Entries from a dataset of interfaces
===============

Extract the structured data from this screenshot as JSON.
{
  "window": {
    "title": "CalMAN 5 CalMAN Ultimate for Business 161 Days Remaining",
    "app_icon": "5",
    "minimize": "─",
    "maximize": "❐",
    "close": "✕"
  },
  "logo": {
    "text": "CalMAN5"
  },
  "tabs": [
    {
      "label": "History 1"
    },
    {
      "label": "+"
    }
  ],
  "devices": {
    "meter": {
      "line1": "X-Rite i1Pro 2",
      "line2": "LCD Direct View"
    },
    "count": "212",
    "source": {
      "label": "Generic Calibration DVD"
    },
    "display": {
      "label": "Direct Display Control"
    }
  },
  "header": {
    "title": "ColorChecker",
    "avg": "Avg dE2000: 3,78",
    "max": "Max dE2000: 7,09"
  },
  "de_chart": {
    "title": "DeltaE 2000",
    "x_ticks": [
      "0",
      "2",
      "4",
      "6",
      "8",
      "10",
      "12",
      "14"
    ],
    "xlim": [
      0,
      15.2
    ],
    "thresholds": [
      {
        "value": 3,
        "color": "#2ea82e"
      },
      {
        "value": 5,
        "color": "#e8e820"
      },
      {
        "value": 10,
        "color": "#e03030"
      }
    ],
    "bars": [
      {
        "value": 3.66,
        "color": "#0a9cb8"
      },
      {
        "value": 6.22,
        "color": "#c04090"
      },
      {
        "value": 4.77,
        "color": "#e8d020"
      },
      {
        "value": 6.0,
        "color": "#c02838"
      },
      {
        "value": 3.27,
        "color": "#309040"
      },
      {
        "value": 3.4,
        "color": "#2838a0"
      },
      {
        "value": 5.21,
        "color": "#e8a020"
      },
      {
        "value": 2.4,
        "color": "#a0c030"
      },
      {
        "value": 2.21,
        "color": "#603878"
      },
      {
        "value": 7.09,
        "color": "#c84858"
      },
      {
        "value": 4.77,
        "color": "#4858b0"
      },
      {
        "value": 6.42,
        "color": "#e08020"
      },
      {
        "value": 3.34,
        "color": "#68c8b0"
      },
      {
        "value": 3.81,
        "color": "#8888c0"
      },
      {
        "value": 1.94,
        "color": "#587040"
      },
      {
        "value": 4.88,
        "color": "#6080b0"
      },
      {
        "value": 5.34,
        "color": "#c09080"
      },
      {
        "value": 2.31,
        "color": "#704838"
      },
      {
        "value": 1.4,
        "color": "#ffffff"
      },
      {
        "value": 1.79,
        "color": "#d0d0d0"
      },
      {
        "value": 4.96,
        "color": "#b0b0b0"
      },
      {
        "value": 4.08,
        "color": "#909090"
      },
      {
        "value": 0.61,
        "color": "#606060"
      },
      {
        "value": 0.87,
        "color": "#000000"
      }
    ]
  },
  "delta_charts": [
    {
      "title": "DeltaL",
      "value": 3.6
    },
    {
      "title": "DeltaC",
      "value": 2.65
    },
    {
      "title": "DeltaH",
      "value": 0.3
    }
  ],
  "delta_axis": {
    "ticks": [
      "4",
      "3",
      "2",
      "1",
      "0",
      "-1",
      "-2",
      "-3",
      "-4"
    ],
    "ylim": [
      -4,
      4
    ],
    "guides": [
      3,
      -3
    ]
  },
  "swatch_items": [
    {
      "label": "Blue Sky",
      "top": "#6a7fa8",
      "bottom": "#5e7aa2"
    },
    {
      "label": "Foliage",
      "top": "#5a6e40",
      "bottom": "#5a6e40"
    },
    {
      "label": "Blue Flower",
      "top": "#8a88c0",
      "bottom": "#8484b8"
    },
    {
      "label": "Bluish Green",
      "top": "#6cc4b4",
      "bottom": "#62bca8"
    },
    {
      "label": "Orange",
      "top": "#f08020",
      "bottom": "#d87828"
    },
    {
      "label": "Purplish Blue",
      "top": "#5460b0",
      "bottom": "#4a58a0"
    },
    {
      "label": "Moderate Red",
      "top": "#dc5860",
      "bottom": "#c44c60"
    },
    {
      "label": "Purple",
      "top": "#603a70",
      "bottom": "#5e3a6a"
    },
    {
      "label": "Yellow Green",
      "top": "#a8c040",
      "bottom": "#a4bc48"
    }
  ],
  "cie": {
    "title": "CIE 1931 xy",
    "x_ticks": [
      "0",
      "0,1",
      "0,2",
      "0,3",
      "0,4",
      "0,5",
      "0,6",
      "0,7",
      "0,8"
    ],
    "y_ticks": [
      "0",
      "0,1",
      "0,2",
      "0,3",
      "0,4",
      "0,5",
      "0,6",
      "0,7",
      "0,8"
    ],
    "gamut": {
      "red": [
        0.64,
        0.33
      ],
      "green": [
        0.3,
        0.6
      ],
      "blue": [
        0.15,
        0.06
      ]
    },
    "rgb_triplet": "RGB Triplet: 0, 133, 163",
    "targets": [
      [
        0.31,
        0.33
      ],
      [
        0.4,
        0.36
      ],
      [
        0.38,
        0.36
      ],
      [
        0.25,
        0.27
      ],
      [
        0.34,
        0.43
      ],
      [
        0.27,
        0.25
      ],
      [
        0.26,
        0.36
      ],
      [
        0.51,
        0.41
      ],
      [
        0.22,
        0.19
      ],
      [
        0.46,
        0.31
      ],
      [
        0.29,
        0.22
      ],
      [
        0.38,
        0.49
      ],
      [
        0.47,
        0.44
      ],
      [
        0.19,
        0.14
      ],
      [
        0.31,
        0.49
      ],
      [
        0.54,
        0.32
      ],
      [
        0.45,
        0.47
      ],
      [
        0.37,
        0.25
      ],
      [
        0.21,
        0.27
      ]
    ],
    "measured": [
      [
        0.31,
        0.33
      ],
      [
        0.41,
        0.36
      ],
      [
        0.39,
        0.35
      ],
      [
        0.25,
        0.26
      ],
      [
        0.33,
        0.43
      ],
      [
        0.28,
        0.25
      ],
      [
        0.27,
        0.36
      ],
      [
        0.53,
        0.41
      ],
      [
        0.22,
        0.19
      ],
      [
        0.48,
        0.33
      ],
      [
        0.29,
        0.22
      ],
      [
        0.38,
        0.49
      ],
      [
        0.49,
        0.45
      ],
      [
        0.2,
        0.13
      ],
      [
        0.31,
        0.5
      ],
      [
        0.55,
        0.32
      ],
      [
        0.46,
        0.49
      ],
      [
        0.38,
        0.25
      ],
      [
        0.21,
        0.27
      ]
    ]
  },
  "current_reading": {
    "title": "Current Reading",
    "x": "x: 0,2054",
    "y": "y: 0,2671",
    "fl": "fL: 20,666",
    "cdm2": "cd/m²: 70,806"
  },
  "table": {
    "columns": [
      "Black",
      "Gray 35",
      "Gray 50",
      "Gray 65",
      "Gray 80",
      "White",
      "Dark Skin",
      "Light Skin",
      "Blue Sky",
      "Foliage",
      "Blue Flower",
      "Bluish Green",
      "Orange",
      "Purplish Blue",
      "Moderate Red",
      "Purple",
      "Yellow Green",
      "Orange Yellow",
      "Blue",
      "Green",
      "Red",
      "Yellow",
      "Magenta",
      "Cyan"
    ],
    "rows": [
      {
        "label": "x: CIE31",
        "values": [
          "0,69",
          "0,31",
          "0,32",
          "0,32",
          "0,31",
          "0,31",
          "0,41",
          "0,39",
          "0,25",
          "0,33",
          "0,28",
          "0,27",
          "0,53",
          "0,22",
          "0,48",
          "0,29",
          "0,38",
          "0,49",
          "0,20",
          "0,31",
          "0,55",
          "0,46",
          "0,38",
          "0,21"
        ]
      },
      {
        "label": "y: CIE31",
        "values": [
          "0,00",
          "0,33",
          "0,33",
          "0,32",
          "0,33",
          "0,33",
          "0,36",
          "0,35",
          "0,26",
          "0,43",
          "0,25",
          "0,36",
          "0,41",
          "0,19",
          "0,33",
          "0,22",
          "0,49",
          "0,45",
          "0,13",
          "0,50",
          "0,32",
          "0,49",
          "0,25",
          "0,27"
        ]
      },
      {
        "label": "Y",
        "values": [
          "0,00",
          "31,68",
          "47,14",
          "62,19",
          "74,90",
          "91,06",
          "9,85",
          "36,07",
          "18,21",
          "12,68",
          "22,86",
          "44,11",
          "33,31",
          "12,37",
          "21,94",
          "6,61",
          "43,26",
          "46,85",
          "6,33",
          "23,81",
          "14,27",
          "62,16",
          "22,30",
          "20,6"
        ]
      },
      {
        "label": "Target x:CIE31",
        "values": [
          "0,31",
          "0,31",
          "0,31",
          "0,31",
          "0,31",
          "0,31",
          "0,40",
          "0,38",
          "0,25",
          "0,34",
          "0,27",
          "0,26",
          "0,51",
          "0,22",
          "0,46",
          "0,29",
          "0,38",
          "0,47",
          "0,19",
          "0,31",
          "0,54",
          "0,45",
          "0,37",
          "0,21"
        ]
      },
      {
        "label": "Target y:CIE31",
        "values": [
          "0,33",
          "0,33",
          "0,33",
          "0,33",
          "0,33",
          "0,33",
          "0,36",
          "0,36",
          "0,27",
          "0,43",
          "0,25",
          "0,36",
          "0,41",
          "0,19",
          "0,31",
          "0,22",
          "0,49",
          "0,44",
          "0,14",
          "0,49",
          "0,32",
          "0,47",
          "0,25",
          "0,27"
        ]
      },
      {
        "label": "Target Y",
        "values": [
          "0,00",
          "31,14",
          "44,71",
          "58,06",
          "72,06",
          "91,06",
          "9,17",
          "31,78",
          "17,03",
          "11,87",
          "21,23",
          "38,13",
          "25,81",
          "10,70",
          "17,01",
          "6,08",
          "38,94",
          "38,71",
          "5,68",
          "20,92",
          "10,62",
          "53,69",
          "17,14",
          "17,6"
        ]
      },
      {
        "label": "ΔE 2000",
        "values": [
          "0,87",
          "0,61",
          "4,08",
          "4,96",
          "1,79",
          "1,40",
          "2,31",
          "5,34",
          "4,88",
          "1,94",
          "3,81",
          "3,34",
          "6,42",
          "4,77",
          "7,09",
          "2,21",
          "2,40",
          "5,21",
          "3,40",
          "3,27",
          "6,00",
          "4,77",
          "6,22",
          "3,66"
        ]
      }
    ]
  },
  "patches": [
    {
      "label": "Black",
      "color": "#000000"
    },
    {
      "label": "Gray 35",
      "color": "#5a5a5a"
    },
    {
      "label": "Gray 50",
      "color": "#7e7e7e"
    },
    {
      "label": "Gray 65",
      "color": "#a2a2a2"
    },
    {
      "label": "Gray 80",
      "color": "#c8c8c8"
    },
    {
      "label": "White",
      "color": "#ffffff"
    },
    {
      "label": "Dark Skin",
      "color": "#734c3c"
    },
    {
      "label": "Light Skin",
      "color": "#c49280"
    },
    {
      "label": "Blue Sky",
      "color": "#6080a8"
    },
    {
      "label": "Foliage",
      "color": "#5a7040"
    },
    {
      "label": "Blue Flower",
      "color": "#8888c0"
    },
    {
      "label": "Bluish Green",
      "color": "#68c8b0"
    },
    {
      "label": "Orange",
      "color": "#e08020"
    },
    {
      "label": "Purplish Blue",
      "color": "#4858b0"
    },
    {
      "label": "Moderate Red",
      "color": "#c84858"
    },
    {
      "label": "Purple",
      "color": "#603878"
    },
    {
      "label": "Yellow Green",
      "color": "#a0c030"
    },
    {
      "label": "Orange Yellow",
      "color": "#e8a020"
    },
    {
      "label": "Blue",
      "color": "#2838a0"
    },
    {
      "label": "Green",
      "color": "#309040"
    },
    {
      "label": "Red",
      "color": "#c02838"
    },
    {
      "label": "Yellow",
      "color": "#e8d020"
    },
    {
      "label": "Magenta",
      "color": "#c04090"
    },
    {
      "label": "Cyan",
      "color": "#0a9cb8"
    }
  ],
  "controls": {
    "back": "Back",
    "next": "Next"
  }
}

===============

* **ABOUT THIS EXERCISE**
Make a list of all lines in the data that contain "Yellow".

* **EXERCISE OUTPUT**
      "label": "Yellow Green",
      "Yellow Green",
      "Orange Yellow",
      "Yellow",
      "label": "Yellow Green",
      "label": "Orange Yellow",
      "label": "Yellow",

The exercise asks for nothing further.